SMALL MOUNTAINS IN THE EASTERN WHITES: 7/14/11
In the course of checking a bunch of trails and trailheads for the guidebook, I enjoyed a pair of 4 1/2 mile hikes on small mountains in the Maine section of the WMNF. Unfortunately, my camera conked out early in the day with a "lens error" message. This is a little cheesy, but I've used photos from earlier hikes on the same mountains to illustrate the second part of this short (by "Mountain Wandering" standards) post.
The first hike was over Little and Big Deer Hills, across the Cold River valley from the Baldfaces. Both Little Deer (1,090 ft.) and Big Deer (1,367 ft.) have fine view ledges, and there's a nice trail network maintained by the Chatham Trails Association that makes various loops possible.
This photo shows the Deer Hills as viewed from the White Cairn Trail on Blueberry Mountain to the north.
I parked at the Baldface Circle trailhead lot and set out about 7:15 on a gorgeous sunny morning. I followed the Deer Hill Connector to the Cold River, crossed on the concrete abutments of the Chester Dam, and made the moderate climb to Little Deer, where there is a big open ledge at the summit.
The Baldface Range was all lit up in the morning sun. L to R are Eastman, Sable peering over in back, South Baldface and North Baldface.
Then I descended partway down the steep Ledges Trail (generally not recommended for descent) to an even better view ledge next to the junction of two short trail segments called the "By-Pass" and "Ledges Direct." From here there was a clear view down to the valley floor.
Looking SW to the Kearsarge North area.
I went down the By-Pass, which is less steep and in the woods, then looped back up on the Direct route.
A cool ledge by the lower junction.
The direct route goes up through a neat boulder cave, with a good scramble above. Fun stuff! After this, the camera ceased functioning.
I went back to the summit of Little Deer, then down into a saddle amidst nice open woods of hemlock and hardwoods and up to Big Deer. Just past the summit, a great south-facing crag beckoned for a long break in the sun. Here's a shot taken there on a snowshoe trip a few years ago.

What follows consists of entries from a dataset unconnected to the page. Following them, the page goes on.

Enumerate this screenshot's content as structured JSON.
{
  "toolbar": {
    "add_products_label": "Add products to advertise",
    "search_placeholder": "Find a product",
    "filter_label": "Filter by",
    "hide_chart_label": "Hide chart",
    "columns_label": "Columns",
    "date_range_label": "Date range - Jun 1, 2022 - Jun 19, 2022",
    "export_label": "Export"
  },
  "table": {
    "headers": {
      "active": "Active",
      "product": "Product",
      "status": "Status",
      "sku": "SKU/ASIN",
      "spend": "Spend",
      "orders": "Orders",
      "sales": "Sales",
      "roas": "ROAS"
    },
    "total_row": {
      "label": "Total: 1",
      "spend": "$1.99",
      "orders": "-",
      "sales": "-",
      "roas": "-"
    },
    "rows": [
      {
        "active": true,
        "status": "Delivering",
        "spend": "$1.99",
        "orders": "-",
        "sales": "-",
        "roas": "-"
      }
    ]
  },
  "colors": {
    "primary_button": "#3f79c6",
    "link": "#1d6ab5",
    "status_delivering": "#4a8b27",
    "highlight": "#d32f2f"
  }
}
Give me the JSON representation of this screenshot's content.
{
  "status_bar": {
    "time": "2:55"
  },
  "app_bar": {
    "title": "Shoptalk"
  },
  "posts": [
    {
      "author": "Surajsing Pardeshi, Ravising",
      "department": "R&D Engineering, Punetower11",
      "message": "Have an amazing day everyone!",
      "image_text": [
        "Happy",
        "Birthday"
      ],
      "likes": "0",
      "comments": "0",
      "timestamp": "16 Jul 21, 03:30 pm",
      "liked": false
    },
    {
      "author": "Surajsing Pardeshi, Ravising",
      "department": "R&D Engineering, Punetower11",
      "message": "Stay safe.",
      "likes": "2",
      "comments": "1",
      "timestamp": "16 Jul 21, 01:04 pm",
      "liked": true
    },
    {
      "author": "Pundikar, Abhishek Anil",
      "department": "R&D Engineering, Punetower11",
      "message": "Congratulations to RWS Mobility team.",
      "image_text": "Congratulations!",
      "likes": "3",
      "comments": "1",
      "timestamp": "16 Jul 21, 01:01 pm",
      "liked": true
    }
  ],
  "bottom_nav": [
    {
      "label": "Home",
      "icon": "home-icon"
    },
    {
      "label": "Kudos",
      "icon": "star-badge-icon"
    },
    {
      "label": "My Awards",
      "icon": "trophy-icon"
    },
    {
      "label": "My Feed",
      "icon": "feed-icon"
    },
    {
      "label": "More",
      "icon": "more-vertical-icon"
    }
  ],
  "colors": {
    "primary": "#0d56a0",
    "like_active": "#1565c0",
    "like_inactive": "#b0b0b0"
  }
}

The white area in the valley is Deer Meadow Bog. From there the Deer Hills Trail led on a nice descent down the south ridge, with another good outlook. I then took the Deer Hills Bypass back to the Cold River dam, where there are expansive ledges at the water's edge and a nice pool behind the dam. This hike packs a lot of fine scenery into a small package - highly recommended.
Later in the day, after several trailhead checks, I climbed Albany Mountain from the northern trailhead for Albany Notch Trail on Crocker Pond Road. A part of the Albany Notch Trail has been closed due to beaver flooding, but you can still climb Albany Mountain. There is another potential beaver flooding area 0.4 mi. in, but on this day it was easy to get across on sticks and logs.
After climbing a mile and a half through the woods, the trail emerges on gently sloping ledges amidst stands of red pine with a partial view to the west.
At trail's end, just north of the actual summit, the view is limited, but if you descend 50 yd. east to the edge of the ridge you can find a nice open vista, with Broken Bridge Pond seen down in the lowlands.
The best views are found by exploring south down the ridge, while trying to minimize lichen trampling. There are cairns all over the place, and a few of them may even be useful for navigation. These ledges have good views to the west and NW; Caribou Mountain is seen in the center.
This spot has an unusual view looking down at Number Eight Pond, one of the least-known water bodies in the Whites. Miles Knob and Speckled Mountain are seen beyond.
The best spot is at the SW end of the ridge, about 0.2 mi. from the summit. These open ledges offer a sweeping view, including over Keewaydin Lake with Pleasant Mountain beyond...
...and all the way out to Black Cap, Kearsarge North, North Moat, the Tripyramids, Doublehead and the Baldface Range. Virginia Lake, which is in the WMNF, is seen on the L. It probably won't happen, but this spot would make a wonderful destination for a short extension of the Albany Mountain Trail. This is a nice quiet area of the Whites, kind of like the Benton Range on the west, well worth visiting.